[Component data from apps and pages]
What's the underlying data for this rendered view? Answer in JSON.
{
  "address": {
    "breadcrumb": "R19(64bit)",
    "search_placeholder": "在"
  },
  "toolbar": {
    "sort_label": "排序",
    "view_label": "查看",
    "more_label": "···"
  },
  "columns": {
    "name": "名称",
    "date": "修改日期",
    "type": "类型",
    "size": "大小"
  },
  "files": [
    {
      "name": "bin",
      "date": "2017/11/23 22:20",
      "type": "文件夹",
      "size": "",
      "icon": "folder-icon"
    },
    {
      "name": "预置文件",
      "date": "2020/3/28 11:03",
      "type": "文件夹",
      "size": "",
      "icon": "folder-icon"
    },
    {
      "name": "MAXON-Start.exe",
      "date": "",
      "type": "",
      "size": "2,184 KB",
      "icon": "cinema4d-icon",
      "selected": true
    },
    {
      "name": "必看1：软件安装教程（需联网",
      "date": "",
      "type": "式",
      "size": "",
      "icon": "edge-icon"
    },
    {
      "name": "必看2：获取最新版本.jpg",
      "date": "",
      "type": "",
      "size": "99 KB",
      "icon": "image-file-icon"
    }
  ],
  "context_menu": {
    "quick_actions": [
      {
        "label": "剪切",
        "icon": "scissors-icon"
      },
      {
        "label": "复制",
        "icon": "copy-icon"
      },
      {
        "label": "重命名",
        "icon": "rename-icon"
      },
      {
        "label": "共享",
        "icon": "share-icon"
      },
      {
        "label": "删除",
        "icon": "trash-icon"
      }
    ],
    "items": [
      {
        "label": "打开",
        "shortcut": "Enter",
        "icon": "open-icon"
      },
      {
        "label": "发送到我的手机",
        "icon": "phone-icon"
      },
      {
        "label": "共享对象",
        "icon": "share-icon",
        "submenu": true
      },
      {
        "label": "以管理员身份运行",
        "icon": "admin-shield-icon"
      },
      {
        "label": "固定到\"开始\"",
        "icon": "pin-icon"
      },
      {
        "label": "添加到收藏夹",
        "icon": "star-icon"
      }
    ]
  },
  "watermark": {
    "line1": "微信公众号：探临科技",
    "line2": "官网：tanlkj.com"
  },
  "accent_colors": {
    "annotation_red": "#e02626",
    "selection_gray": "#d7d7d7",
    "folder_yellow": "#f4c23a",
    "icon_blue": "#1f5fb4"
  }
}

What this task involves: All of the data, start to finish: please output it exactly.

Task output:
What's the underlying data for this rendered view? Answer in JSON.
{
  "address": {
    "breadcrumb": "R19(64bit)",
    "search_placeholder": "在"
  },
  "toolbar": {
    "sort_label": "排序",
    "view_label": "查看",
    "more_label": "···"
  },
  "columns": {
    "name": "名称",
    "date": "修改日期",
    "type": "类型",
    "size": "大小"
  },
  "files": [
    {
      "name": "bin",
      "date": "2017/11/23 22:20",
      "type": "文件夹",
      "size": "",
      "icon": "folder-icon"
    },
    {
      "name": "预置文件",
      "date": "2020/3/28 11:03",
      "type": "文件夹",
      "size": "",
      "icon": "folder-icon"
    },
    {
      "name": "MAXON-Start.exe",
      "date": "",
      "type": "",
      "size": "2,184 KB",
      "icon": "cinema4d-icon",
      "selected": true
    },
    {
      "name": "必看1：软件安装教程（需联网",
      "date": "",
      "type": "式",
      "size": "",
      "icon": "edge-icon"
    },
    {
      "name": "必看2：获取最新版本.jpg",
      "date": "",
      "type": "",
      "size": "99 KB",
      "icon": "image-file-icon"
    }
  ],
  "context_menu": {
    "quick_actions": [
      {
        "label": "剪切",
        "icon": "scissors-icon"
      },
      {
        "label": "复制",
        "icon": "copy-icon"
      },
      {
        "label": "重命名",
        "icon": "rename-icon"
      },
      {
        "label": "共享",
        "icon": "share-icon"
      },
      {
        "label": "删除",
        "icon": "trash-icon"
      }
    ],
    "items": [
      {
        "label": "打开",
        "shortcut": "Enter",
        "icon": "open-icon"
      },
      {
        "label": "发送到我的手机",
        "icon": "phone-icon"
      },
      {
        "label": "共享对象",
        "icon": "share-icon",
        "submenu": true
      },
      {
        "label": "以管理员身份运行",
        "icon": "admin-shield-icon"
      },
      {
        "label": "固定到\"开始\"",
        "icon": "pin-icon"
      },
      {
        "label": "添加到收藏夹",
        "icon": "star-icon"
      }
    ]
  },
  "watermark": {
    "line1": "微信公众号：探临科技",
    "line2": "官网：tanlkj.com"
  },
  "accent_colors": {
    "annotation_red": "#e02626",
    "selection_gray": "#d7d7d7",
    "folder_yellow": "#f4c23a",
    "icon_blue": "#1f5fb4"
  }
}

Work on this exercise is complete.